--- START ---

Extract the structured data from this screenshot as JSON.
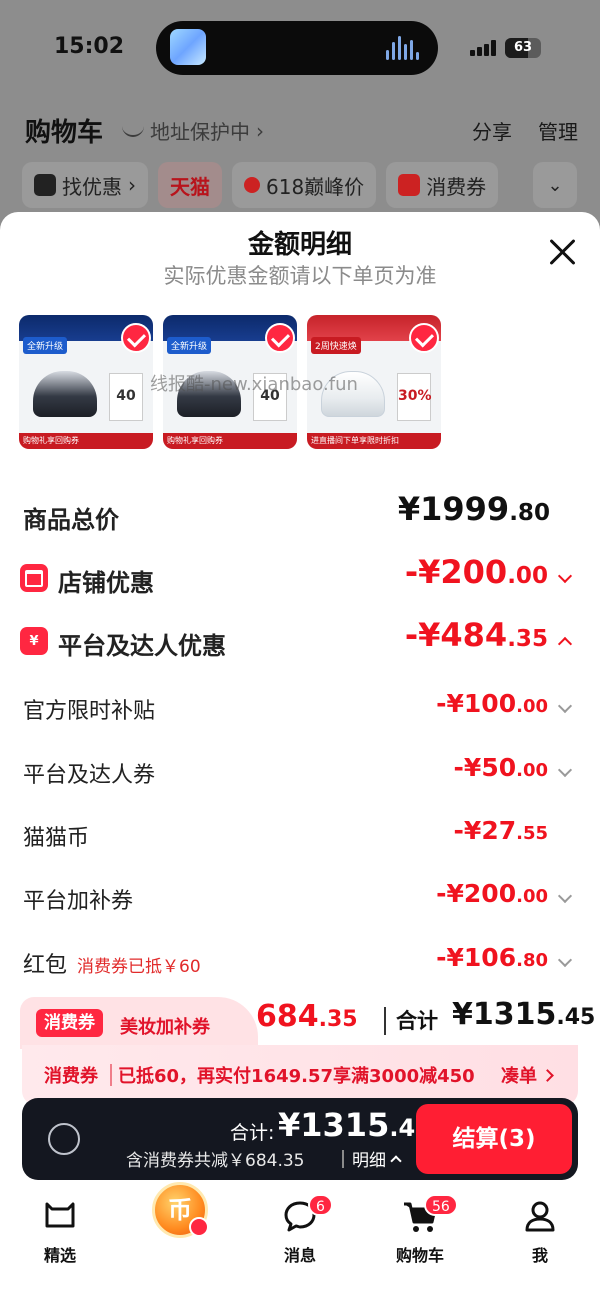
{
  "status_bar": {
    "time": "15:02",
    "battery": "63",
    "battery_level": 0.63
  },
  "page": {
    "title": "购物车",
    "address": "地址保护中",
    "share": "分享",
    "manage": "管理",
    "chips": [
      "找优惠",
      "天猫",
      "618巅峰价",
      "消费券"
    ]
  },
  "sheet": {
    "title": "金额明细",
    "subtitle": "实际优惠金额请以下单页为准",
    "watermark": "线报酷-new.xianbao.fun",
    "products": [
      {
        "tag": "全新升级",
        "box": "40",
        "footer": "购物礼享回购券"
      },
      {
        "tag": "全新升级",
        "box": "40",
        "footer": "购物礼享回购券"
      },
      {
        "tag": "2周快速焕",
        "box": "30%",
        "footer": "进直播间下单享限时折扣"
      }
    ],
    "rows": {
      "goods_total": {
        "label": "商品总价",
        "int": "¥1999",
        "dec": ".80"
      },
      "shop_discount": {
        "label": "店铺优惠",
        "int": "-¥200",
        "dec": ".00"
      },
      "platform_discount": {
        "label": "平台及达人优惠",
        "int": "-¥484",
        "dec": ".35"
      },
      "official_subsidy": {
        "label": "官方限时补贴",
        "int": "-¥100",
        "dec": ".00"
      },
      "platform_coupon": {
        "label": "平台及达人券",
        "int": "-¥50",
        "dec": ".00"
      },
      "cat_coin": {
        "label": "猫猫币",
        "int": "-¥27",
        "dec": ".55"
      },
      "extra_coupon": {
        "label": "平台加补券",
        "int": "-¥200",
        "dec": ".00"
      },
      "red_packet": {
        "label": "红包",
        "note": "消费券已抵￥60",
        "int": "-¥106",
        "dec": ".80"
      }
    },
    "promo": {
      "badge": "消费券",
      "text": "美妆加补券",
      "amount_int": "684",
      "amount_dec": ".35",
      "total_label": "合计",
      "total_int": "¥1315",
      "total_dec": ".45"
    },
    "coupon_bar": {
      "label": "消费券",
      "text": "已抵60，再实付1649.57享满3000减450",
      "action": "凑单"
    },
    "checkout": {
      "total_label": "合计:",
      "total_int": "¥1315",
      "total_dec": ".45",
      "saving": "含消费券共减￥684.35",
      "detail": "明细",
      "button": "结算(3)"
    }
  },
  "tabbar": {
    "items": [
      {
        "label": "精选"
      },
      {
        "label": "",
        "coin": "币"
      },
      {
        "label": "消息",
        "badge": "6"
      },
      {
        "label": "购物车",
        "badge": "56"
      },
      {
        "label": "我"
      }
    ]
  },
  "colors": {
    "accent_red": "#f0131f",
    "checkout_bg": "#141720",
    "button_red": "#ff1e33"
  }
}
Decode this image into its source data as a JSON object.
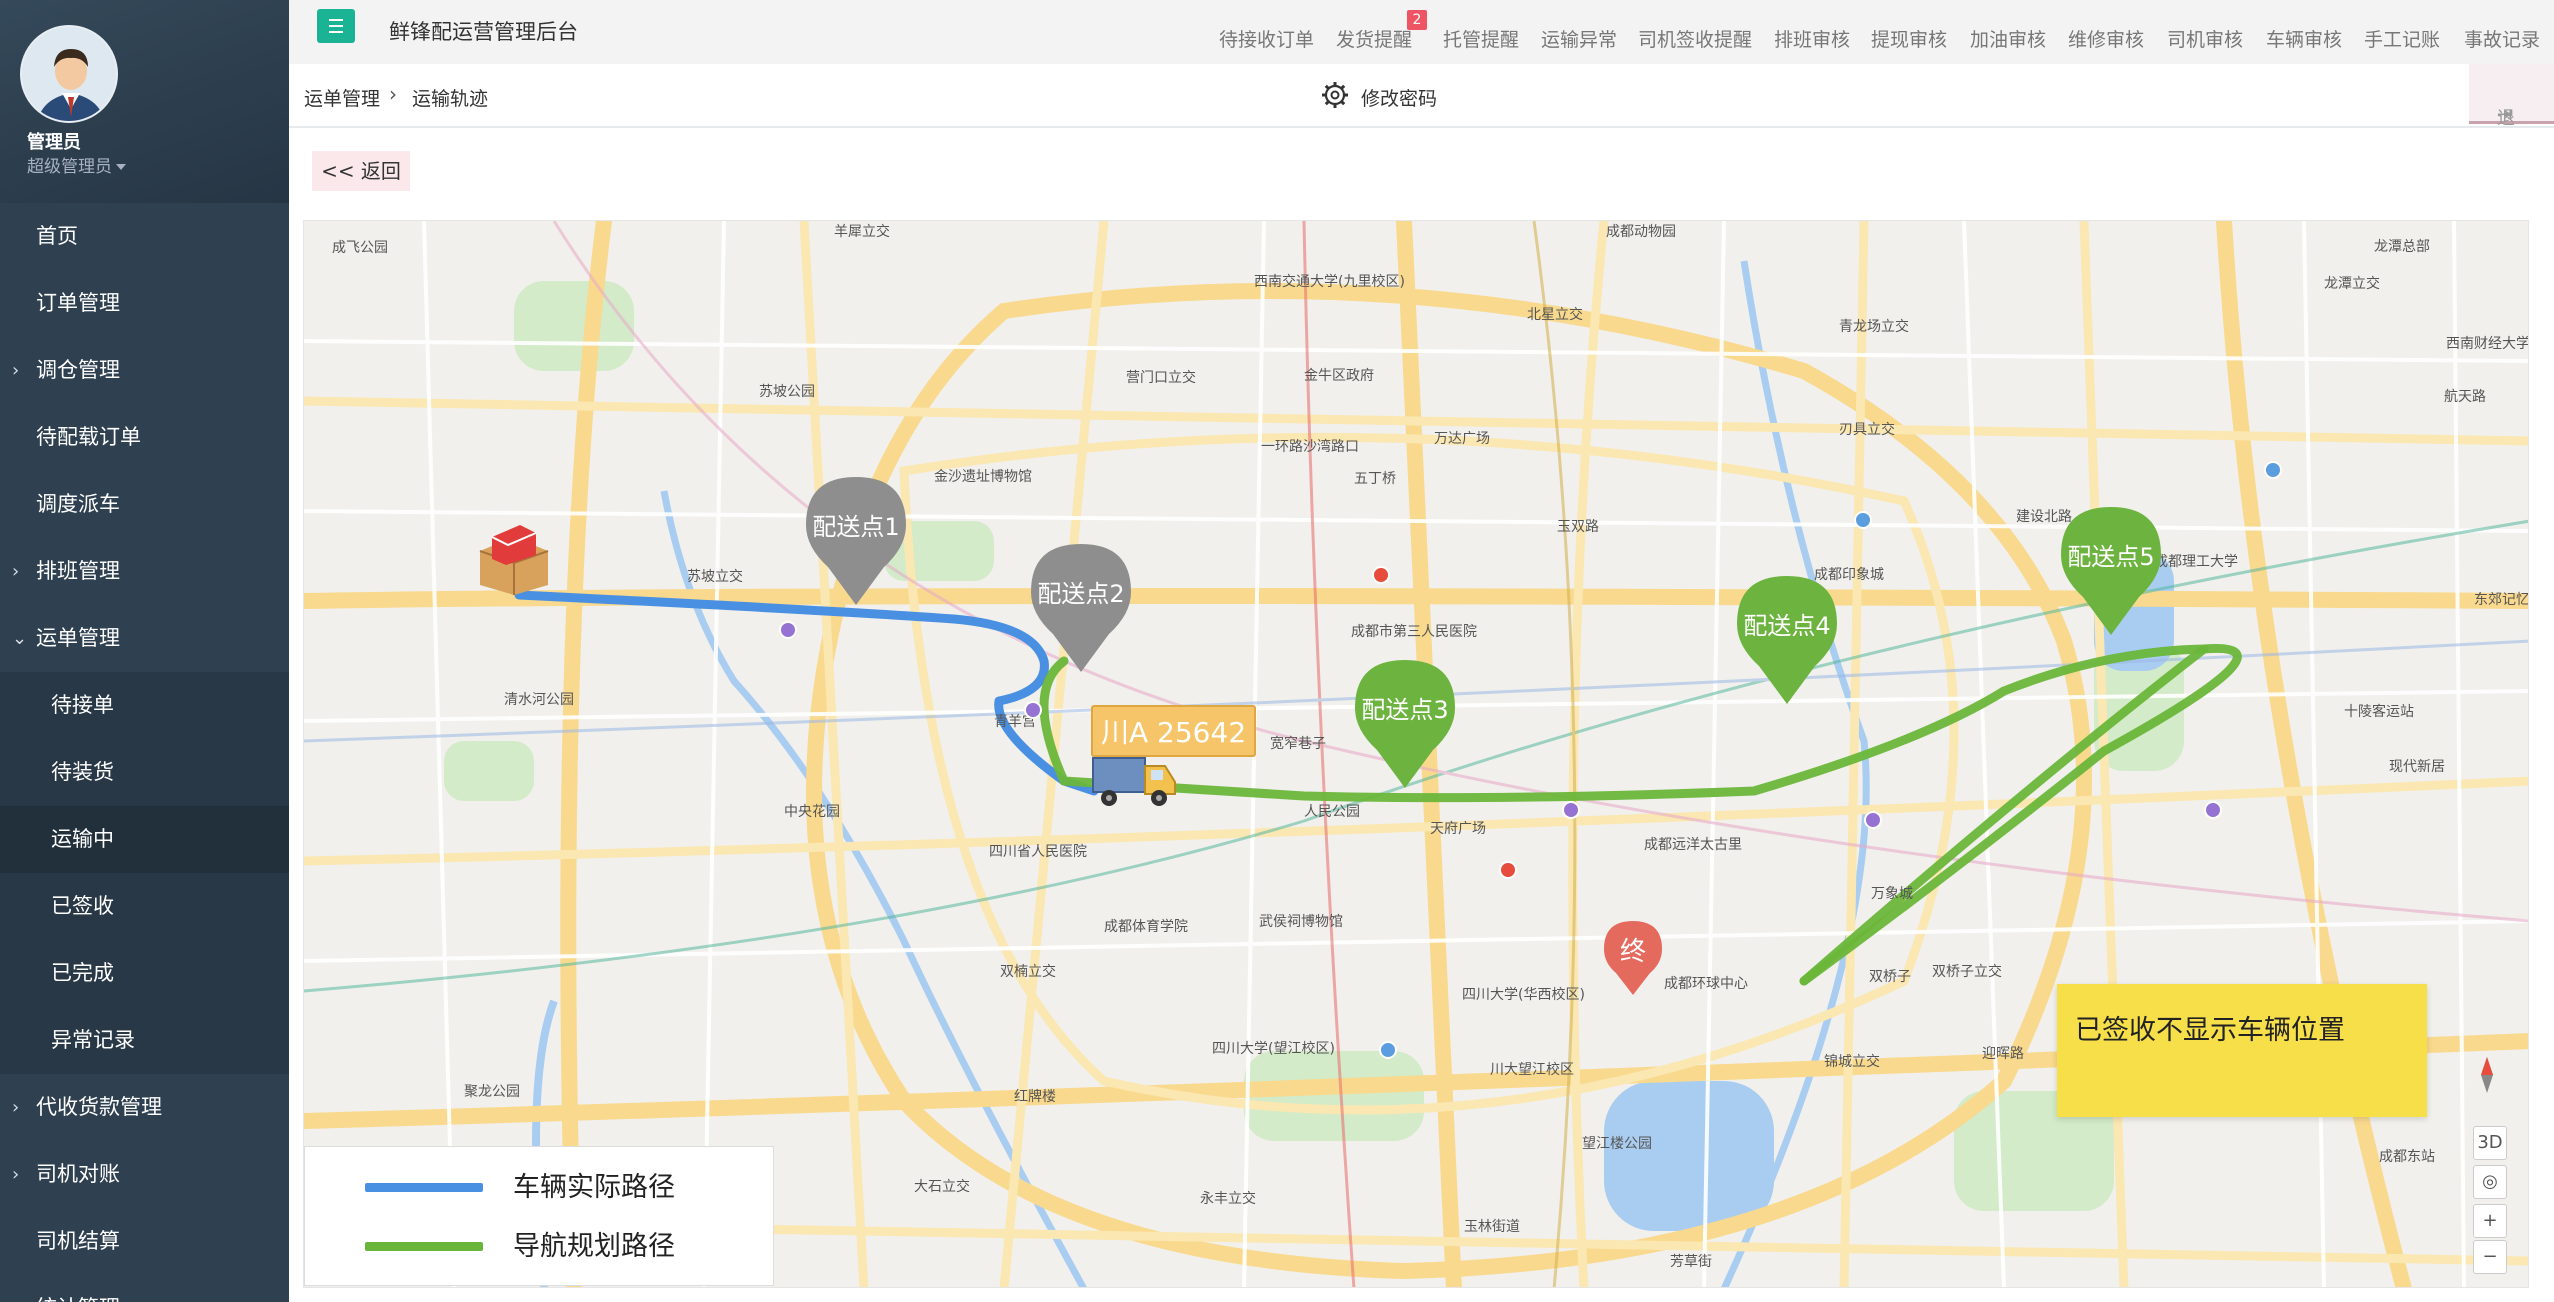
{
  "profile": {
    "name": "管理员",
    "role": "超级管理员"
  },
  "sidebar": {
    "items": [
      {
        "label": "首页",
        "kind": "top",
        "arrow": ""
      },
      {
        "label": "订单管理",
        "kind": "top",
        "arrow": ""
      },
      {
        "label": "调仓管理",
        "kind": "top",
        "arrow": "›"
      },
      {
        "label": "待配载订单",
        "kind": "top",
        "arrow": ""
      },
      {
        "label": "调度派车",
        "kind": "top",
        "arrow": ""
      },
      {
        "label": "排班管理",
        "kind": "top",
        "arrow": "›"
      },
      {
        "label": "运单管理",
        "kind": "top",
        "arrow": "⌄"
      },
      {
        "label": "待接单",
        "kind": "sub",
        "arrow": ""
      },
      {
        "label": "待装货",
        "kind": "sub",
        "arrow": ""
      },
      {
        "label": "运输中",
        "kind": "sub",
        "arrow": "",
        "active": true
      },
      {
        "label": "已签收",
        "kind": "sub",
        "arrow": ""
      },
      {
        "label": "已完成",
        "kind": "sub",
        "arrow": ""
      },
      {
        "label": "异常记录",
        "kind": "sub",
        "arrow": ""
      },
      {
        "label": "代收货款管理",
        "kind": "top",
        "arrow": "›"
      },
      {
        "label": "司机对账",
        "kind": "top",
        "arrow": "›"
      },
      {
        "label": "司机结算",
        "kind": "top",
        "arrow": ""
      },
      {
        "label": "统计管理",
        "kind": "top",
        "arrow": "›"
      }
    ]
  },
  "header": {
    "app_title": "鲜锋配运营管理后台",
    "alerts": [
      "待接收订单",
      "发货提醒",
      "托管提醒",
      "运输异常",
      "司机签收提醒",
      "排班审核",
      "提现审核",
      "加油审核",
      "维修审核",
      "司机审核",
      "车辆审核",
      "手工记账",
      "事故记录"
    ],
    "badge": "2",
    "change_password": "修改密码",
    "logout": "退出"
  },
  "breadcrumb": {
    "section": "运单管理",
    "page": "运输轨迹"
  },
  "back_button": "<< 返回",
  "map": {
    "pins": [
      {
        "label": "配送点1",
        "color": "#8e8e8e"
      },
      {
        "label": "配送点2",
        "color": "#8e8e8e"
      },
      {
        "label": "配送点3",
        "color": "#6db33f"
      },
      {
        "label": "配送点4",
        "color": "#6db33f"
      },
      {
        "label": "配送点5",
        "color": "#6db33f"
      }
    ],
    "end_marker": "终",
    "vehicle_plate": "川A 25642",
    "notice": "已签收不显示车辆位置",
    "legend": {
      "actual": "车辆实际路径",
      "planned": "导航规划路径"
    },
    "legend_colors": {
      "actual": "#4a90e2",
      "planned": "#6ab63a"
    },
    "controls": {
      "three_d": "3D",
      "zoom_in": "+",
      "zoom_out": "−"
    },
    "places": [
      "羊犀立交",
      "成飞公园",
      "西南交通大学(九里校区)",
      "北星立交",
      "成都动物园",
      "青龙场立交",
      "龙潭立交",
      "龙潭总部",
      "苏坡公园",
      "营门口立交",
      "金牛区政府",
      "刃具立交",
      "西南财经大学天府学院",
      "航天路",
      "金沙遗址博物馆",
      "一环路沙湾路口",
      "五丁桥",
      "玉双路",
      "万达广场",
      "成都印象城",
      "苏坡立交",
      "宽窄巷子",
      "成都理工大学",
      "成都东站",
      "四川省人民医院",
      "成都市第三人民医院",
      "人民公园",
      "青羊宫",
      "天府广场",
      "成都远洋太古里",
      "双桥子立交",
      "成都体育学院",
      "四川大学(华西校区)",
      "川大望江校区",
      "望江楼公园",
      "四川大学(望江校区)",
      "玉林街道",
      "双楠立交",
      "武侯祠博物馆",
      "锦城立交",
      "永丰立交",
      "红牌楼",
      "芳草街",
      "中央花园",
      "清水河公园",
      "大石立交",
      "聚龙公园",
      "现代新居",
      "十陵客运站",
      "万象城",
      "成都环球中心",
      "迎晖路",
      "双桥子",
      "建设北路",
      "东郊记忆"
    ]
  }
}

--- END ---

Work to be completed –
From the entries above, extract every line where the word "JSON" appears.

Finished task –
Extract the structured data from this screenshot as JSON.
Decode this image into its source data as a JSON object.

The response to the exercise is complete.